_PROBLEM TO WORK ON_.
Within the data below, count the lines that include the word "button". Provide the number and nothing further.

=== EXERCISE DATA ===

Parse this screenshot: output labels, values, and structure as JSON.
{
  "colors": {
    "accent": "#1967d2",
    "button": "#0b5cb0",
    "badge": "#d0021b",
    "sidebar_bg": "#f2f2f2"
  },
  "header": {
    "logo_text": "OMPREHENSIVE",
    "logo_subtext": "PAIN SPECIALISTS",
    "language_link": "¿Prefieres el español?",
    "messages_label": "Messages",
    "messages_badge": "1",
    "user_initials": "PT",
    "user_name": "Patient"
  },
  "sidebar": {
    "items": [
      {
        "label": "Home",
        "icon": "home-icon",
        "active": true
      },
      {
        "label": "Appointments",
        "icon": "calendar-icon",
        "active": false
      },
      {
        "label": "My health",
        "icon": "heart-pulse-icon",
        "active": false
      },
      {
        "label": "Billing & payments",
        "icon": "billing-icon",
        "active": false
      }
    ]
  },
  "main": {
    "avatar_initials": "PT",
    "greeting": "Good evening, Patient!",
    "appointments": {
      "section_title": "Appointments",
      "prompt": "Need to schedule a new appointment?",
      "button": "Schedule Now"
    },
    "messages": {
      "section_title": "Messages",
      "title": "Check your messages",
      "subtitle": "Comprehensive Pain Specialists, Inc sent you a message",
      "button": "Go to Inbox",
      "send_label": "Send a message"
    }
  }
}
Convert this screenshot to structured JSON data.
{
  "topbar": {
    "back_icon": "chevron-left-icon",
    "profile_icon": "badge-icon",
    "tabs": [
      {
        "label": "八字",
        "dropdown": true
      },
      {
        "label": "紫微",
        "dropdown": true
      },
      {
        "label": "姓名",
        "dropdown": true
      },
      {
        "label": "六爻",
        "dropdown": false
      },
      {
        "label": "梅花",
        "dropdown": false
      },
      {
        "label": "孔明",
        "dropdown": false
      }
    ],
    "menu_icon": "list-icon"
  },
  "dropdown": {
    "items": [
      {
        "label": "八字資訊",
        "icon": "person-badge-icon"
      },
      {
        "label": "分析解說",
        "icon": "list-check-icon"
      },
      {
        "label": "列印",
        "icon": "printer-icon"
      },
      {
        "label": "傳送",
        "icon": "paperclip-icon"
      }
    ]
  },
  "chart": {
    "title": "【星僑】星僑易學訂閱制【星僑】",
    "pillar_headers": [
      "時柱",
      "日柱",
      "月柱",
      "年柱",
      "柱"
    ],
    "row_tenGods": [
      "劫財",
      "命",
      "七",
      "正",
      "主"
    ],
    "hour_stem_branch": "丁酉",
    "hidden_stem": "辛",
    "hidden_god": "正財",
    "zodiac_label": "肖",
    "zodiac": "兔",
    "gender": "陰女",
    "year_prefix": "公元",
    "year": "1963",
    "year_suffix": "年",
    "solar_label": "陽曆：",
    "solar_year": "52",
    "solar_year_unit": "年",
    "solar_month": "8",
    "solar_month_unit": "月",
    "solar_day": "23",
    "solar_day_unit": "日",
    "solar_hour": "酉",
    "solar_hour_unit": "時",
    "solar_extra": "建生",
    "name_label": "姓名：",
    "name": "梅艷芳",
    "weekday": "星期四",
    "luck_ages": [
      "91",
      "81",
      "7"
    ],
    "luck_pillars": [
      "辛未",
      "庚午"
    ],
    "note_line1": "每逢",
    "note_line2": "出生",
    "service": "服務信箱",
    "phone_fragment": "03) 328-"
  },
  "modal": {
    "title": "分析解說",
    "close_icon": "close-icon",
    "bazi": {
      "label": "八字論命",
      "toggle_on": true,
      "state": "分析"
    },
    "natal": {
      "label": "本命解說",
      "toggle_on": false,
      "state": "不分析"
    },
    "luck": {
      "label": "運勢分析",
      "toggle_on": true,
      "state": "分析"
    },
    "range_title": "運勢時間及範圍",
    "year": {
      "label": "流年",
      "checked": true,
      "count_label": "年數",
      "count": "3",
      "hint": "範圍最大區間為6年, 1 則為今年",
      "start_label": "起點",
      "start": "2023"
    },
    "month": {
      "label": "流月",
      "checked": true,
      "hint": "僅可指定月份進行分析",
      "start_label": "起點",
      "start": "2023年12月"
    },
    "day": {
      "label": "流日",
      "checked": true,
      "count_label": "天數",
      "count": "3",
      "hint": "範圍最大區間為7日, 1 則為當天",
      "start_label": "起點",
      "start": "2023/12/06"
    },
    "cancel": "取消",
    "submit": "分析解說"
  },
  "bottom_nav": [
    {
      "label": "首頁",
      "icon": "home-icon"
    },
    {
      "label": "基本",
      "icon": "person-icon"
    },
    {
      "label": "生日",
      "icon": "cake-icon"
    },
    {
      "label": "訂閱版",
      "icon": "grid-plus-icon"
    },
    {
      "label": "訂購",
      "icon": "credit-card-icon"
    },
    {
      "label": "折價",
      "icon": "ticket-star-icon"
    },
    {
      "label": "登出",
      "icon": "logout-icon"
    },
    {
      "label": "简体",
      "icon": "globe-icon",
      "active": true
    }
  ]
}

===

_EXERCISE OUTPUT_.
3